We work with a painting specialist in Cardiff (just over the estuary from Bristol) to powdercoat all of our frames. Each frame is ‘e-coated’ at first in a big vat of solution with a current passing through it, meaning every part of the steel tube, inside and out, gets a protective layer. They’re then powder coated in one of our pastel colours and cured in an oven at 200 degrees celsius. The end result is a tough yet lustrous finish which will last for decades.
For the best stopping power in all conditions, it had to be disc brakes for our go-anywhere adventure bike. Mechanical disc brakes are very strong but don’t have any potentially unreliable hydraulics to worry about, which means easy maintenance and easy repair anywhere. The TRP Spyre is a long-proven design, and brake pads are widely available.
Shimano 105 gearing comes from road bike world but has a robustness that comes from years of Shimano design. The integrated brake/shift levers allow smooth shifting and reliable braking in all conditions.

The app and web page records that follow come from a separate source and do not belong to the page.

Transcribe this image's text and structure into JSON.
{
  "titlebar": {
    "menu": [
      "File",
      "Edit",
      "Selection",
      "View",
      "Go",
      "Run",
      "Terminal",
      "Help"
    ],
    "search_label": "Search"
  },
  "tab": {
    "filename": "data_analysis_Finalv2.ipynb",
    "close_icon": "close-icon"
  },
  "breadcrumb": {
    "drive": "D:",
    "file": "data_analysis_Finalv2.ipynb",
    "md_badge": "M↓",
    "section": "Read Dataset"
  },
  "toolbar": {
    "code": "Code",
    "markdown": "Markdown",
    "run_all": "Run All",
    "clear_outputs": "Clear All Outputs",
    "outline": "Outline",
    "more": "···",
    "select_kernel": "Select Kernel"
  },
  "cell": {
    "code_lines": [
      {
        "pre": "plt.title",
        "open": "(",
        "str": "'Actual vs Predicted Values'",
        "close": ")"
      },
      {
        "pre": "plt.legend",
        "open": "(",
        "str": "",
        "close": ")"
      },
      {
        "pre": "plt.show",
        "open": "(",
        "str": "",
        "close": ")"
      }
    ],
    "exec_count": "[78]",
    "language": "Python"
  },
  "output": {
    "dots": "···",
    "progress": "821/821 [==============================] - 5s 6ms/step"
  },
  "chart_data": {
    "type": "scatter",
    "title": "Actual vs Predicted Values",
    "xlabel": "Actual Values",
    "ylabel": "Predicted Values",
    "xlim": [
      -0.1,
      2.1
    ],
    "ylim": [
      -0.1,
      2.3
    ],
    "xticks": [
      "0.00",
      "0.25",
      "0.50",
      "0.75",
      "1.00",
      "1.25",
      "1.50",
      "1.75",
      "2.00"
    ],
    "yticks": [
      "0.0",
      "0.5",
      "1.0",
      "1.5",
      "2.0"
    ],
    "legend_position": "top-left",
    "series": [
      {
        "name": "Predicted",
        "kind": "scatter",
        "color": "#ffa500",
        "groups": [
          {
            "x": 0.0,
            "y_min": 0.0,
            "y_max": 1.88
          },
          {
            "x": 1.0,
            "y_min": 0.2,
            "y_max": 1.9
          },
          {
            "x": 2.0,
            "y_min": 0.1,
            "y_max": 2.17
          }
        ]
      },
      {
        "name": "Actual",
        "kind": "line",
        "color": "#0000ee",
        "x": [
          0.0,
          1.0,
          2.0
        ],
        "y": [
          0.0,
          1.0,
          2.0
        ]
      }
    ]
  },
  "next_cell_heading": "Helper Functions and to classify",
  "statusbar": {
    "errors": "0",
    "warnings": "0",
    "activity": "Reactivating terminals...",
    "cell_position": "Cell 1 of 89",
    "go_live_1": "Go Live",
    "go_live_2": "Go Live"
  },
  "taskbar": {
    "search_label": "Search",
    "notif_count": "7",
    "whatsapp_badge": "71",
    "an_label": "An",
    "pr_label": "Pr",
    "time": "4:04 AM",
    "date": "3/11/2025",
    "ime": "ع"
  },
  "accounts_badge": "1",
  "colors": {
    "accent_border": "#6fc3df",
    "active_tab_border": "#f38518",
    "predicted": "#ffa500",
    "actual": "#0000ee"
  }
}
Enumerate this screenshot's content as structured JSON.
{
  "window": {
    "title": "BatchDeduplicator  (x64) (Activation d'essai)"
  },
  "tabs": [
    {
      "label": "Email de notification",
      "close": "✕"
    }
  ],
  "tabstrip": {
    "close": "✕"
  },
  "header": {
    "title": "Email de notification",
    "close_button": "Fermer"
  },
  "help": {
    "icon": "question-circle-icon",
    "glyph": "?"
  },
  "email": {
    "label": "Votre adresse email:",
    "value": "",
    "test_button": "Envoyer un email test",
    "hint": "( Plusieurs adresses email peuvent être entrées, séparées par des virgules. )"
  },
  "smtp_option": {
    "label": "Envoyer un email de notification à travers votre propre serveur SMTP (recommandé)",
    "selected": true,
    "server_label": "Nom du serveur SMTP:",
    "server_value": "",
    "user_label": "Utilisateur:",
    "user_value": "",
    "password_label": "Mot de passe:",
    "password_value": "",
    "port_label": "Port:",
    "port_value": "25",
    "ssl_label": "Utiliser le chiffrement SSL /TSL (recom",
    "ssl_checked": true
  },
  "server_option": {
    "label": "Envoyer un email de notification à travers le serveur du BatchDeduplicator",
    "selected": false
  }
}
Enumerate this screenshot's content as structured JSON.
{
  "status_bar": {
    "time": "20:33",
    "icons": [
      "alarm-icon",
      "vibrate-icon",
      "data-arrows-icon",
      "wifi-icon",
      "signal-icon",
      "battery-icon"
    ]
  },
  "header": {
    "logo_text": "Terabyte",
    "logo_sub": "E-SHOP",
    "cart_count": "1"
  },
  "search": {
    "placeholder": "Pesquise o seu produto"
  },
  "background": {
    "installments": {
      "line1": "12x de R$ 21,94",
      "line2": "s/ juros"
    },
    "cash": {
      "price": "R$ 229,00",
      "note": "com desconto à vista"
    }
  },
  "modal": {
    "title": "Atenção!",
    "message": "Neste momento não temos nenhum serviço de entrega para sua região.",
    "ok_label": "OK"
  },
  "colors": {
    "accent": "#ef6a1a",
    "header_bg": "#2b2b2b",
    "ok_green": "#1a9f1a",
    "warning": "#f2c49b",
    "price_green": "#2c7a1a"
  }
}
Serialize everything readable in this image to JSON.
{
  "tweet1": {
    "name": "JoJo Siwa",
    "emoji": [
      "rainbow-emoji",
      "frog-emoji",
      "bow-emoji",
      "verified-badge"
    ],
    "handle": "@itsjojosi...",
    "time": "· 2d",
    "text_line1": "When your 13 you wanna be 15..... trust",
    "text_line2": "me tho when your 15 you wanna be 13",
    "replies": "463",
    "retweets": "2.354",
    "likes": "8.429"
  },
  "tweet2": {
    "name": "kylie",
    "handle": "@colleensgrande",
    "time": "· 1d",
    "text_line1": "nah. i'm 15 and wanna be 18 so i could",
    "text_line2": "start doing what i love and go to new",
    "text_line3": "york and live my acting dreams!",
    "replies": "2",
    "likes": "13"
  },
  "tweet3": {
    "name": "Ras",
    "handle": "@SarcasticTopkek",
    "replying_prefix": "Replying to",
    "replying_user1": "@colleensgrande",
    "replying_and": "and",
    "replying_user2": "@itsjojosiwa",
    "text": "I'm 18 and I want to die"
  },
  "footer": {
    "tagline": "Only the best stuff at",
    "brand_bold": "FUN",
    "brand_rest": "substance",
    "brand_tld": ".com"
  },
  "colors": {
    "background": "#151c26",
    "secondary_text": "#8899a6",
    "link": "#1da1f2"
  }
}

If you’ve ever ridden a set of handbuilt wheels, you will know how incredible they feel. Handbuilt wheels are inherently stronger than machine made wheels as they’re made with much higher precision and with perfectly even tension in each spoke. Each set is made in Bristol to a 0.025mm tolerance by our manufacturing partner, RyanBuildsWheels, who worked with us on the design and production of these wheels. We also worked directly with Kinlin, which makes rims for many large brands and is known for the quality and strength of its products. Bitex hubs are lightweight and have sealed bearings for longevity, plus they have quicker engagement than many competitors, we also get RyanBuildsWheels to weatherproof each hub to improve their longevity. We use Sapim Race spokes, which are double butted for strength but still make for a lightweight wheel.
Schwalbe G One tyres are part of a new breed of gravel-specific tyres. These are fast on road but with plenty of grip for off-road riding. They’re also puncture resistant and durable, whilst being noticeably lightweight.
Brooks still make their leather saddles in Birmingham, and their B17 design has been renowned by cyclists of all disciplines for over 100 years. The B17 is comfortable, it shapes to your form and can last decades with a bit of care. Think of it like a pair of beautiful leather shoes: it might not be the newest, lightweight running trainer, but it’ll be yours for life.
The handlebars we use on the Adventure Disc are based around a classic drop for long rides, thanks to its multiple positions, but with a noticeable flare for extra leverage off-road.
The Adventure Disc represents what Temple Cycles is about. Cyclists developing beautiful and enduring products with a clear functional value and considered design.
We’re very excited to start seeing riders using the adventure disc, and are looking forward to the photos coming in from far flung places all over the world.
You can find out more here or feel free to get in touch directly if you have more questions.